Our two-truck convoy zigzags across the station, stopping for views, stopping to open gates, pausing to witness the workings of the farm. We’re by the river when Fern happens by; we watch in awe as she crosses on horseback and controls her pack of working dogs with whistles and calls.
After two nights at the Muzzle’s farm quarters we move camp, driving north east up the valley to remote Ravine Hut. The trucks cross rock-strewn streams and creeks, inching forward, pulling themselves up. At one point Lance and Will have to move rocks in the middle of a rushing stream in a bit of spontaneous road building.
Ravine Hut – basic and reeking of history – sits in a paddock near the river. The heavy rain stopped a few days ago and the colour is clearing; today it’s a milky green-blue.
The blonde grass stretches away from the hut toward cattle yards. This is where stock is mustered to, for projects involving lots of hands, people pulling their weight, sleeping soundly in lumpy bunks after a laugh around the fire.
It’s such big-sky country. Daytime, nighttime, I can’t get enough of the open space, of being in the midst of some sort of majesty. In the middle of the night, a walk to the long drop loo is rewarded with a river valley view shining in uninterrupted moonlight.
When we leave the Muzzle the next day, it’s through a neighbouring station through to Kēkerengū, north of Kaikōura. Then we’re back on sealed road, back in civilisation. Out the front. The sea shines, the mountains close in behind us, becoming mysterious again. I feel I have been somewhere special, somewhere extreme. Somewhere else.
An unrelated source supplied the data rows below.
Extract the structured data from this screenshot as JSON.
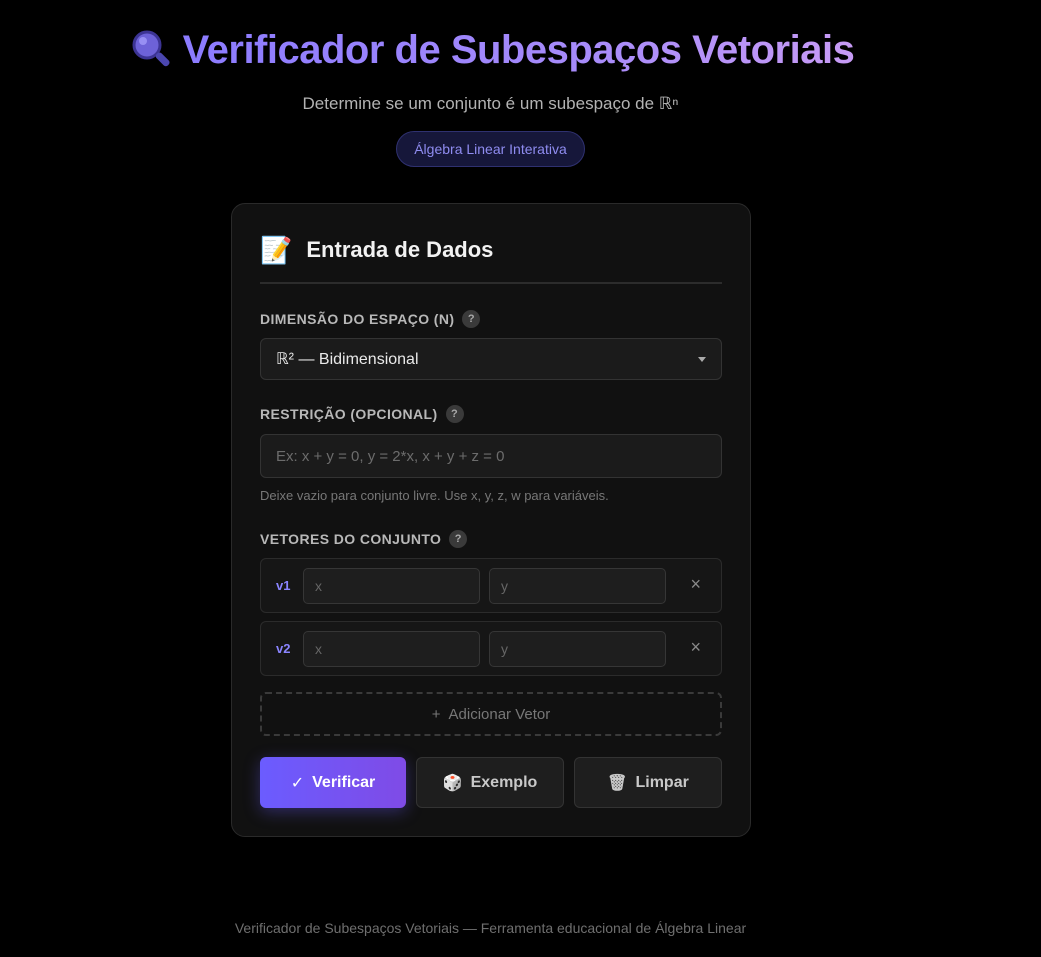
{
  "header": {
    "title": "Verificador de Subespaços Vetoriais",
    "title_icon": "magnifier-icon",
    "subtitle": "Determine se um conjunto é um subespaço de ℝⁿ",
    "badge": "Álgebra Linear Interativa"
  },
  "card": {
    "icon": "memo-icon",
    "title": "Entrada de Dados",
    "dimension": {
      "label": "DIMENSÃO DO ESPAÇO (N)",
      "help": "?",
      "selected": "ℝ² — Bidimensional"
    },
    "restriction": {
      "label": "RESTRIÇÃO (OPCIONAL)",
      "help": "?",
      "placeholder": "Ex: x + y = 0, y = 2*x, x + y + z = 0",
      "value": "",
      "hint": "Deixe vazio para conjunto livre. Use x, y, z, w para variáveis."
    },
    "vectors": {
      "label": "VETORES DO CONJUNTO",
      "help": "?",
      "items": [
        {
          "name": "v1",
          "x_placeholder": "x",
          "y_placeholder": "y",
          "remove": "×"
        },
        {
          "name": "v2",
          "x_placeholder": "x",
          "y_placeholder": "y",
          "remove": "×"
        }
      ],
      "add_label": "Adicionar Vetor",
      "add_icon": "+"
    },
    "buttons": {
      "verify": {
        "icon": "✓",
        "label": "Verificar"
      },
      "example": {
        "icon": "🎲",
        "label": "Exemplo"
      },
      "clear": {
        "icon": "🗑",
        "label": "Limpar"
      }
    }
  },
  "footer": "Verificador de Subespaços Vetoriais — Ferramenta educacional de Álgebra Linear",
  "colors": {
    "accent": "#6b5cff",
    "background": "#000000",
    "card": "#111111"
  }
}
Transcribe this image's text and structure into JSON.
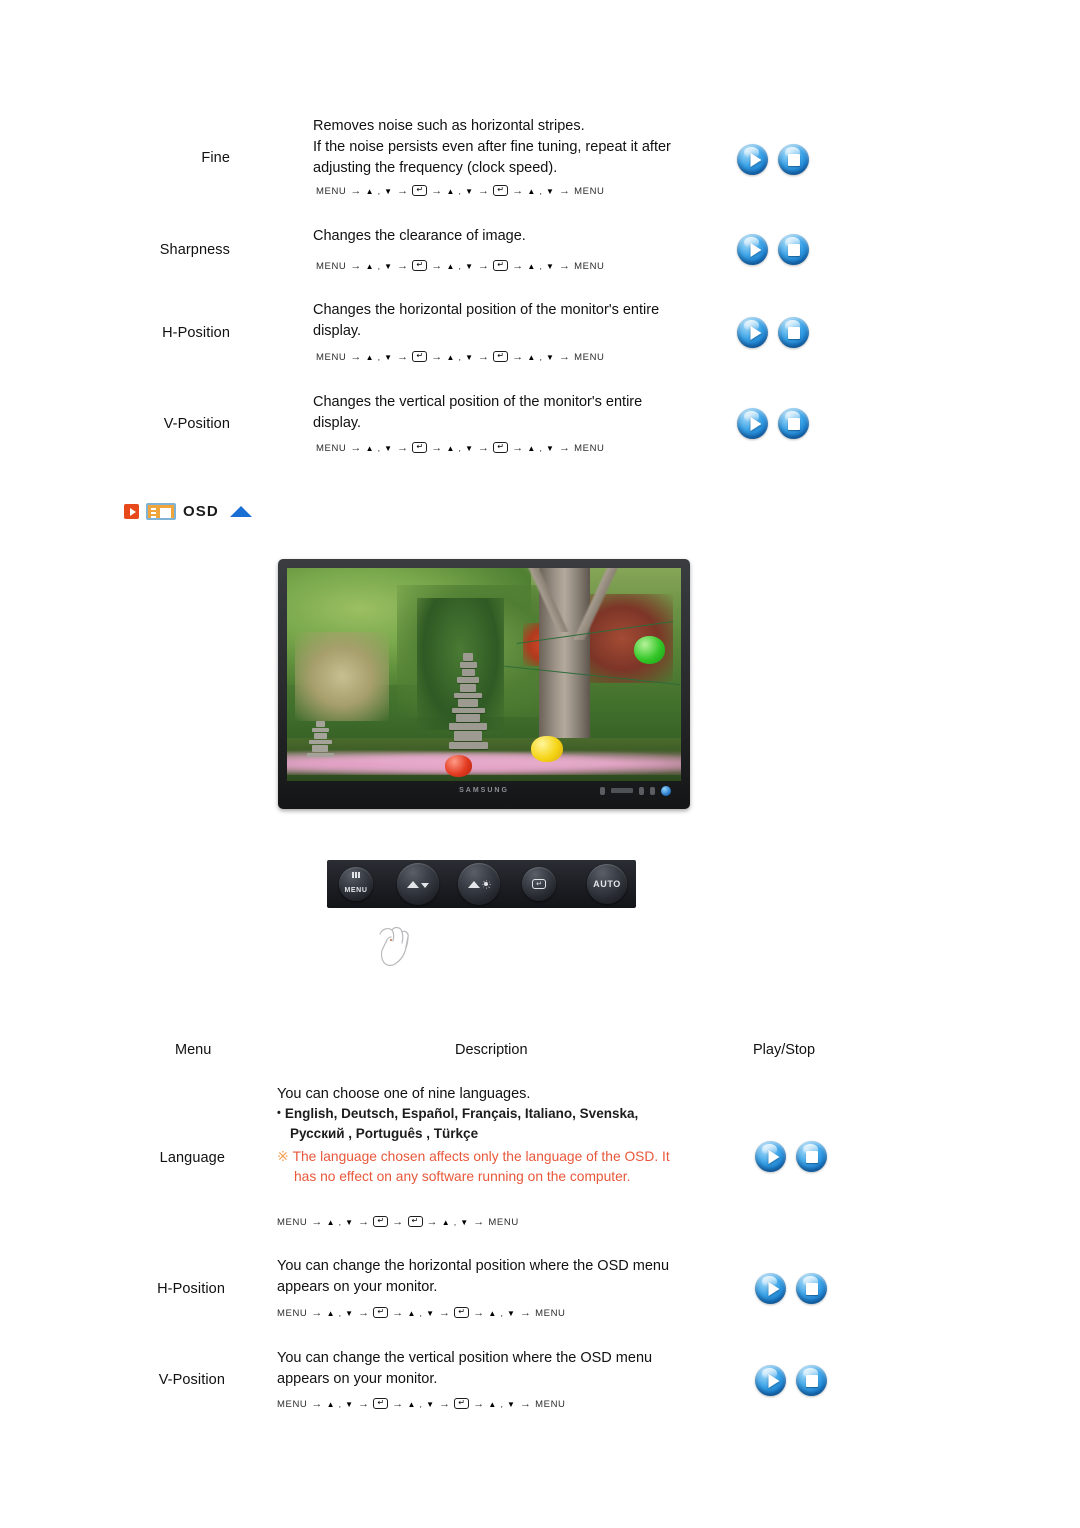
{
  "document": {
    "title": "Samsung Monitor OSD User Manual - Image & OSD Settings"
  },
  "image_section": {
    "rows": [
      {
        "menu": "Fine",
        "description": [
          "Removes noise such as horizontal stripes.",
          "If the noise persists even after fine tuning, repeat it after",
          "adjusting the frequency (clock speed)."
        ],
        "path": [
          "MENU",
          "→",
          "▲ , ▼",
          "→",
          "ENTER",
          "→",
          "▲ , ▼",
          "→",
          "ENTER",
          "→",
          "▲ , ▼",
          "→",
          "MENU"
        ],
        "controls": [
          "play",
          "stop"
        ]
      },
      {
        "menu": "Sharpness",
        "description": [
          "Changes the clearance of image."
        ],
        "path": [
          "MENU",
          "→",
          "▲ , ▼",
          "→",
          "ENTER",
          "→",
          "▲ , ▼",
          "→",
          "ENTER",
          "→",
          "▲ , ▼",
          "→",
          "MENU"
        ],
        "controls": [
          "play",
          "stop"
        ]
      },
      {
        "menu": "H-Position",
        "description": [
          "Changes the horizontal position of the monitor's entire",
          "display."
        ],
        "path": [
          "MENU",
          "→",
          "▲ , ▼",
          "→",
          "ENTER",
          "→",
          "▲ , ▼",
          "→",
          "ENTER",
          "→",
          "▲ , ▼",
          "→",
          "MENU"
        ],
        "controls": [
          "play",
          "stop"
        ]
      },
      {
        "menu": "V-Position",
        "description": [
          "Changes the vertical position of the monitor's entire",
          "display."
        ],
        "path": [
          "MENU",
          "→",
          "▲ , ▼",
          "→",
          "ENTER",
          "→",
          "▲ , ▼",
          "→",
          "ENTER",
          "→",
          "▲ , ▼",
          "→",
          "MENU"
        ],
        "controls": [
          "play",
          "stop"
        ]
      }
    ]
  },
  "osd_heading": {
    "label": "OSD",
    "icons": [
      "red-play-icon",
      "screen-panel-icon",
      "blue-up-triangle-icon"
    ],
    "accent_red": "#e8491b",
    "accent_orange": "#f0a53c",
    "accent_blue": "#1a6fd4"
  },
  "monitor": {
    "brand": "SAMSUNG",
    "alt": "Samsung LCD monitor showing a photo of a stone pagoda in a garden with paper lanterns"
  },
  "button_panel": {
    "buttons": [
      {
        "name": "menu-button",
        "label": "MENU",
        "glyph": "menu-bars-icon"
      },
      {
        "name": "down-adjust-button",
        "label": "",
        "glyph": "mountain-down-icon"
      },
      {
        "name": "brightness-button",
        "label": "",
        "glyph": "mountain-sun-icon"
      },
      {
        "name": "enter-button",
        "label": "",
        "glyph": "enter-key-icon"
      },
      {
        "name": "auto-button",
        "label": "AUTO",
        "glyph": "text-only"
      }
    ],
    "cursor": "hand-pointer-icon"
  },
  "osd_table": {
    "headers": {
      "menu": "Menu",
      "description": "Description",
      "play_stop": "Play/Stop"
    },
    "rows": [
      {
        "menu": "Language",
        "description": [
          "You can choose one of nine languages."
        ],
        "languages_line1": "English, Deutsch, Español, Français,  Italiano, Svenska,",
        "languages_line2": "Русский , Português , Türkçe",
        "languages": [
          "English",
          "Deutsch",
          "Español",
          "Français",
          "Italiano",
          "Svenska",
          "Русский",
          "Português",
          "Türkçe"
        ],
        "note_mark": "※",
        "note": [
          "The language chosen affects only the language of the OSD. It",
          "has no effect on any software running on the computer."
        ],
        "path": [
          "MENU",
          "→",
          "▲ , ▼",
          "→",
          "ENTER",
          "→",
          "ENTER",
          "→",
          "▲ , ▼",
          "→",
          "MENU"
        ],
        "controls": [
          "play",
          "stop"
        ]
      },
      {
        "menu": "H-Position",
        "description": [
          "You can change the horizontal position where the OSD menu",
          "appears on your monitor."
        ],
        "path": [
          "MENU",
          "→",
          "▲ , ▼",
          "→",
          "ENTER",
          "→",
          "▲ , ▼",
          "→",
          "ENTER",
          "→",
          "▲ , ▼",
          "→",
          "MENU"
        ],
        "controls": [
          "play",
          "stop"
        ]
      },
      {
        "menu": "V-Position",
        "description": [
          "You can change the vertical position where the OSD menu",
          "appears on your monitor."
        ],
        "path": [
          "MENU",
          "→",
          "▲ , ▼",
          "→",
          "ENTER",
          "→",
          "▲ , ▼",
          "→",
          "ENTER",
          "→",
          "▲ , ▼",
          "→",
          "MENU"
        ],
        "controls": [
          "play",
          "stop"
        ]
      }
    ]
  }
}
Reported by Kathryn Webster for our issue
The writer was a guest of Driftwood Eco-Tours, which conduct small group expeditions into outback New Zealand.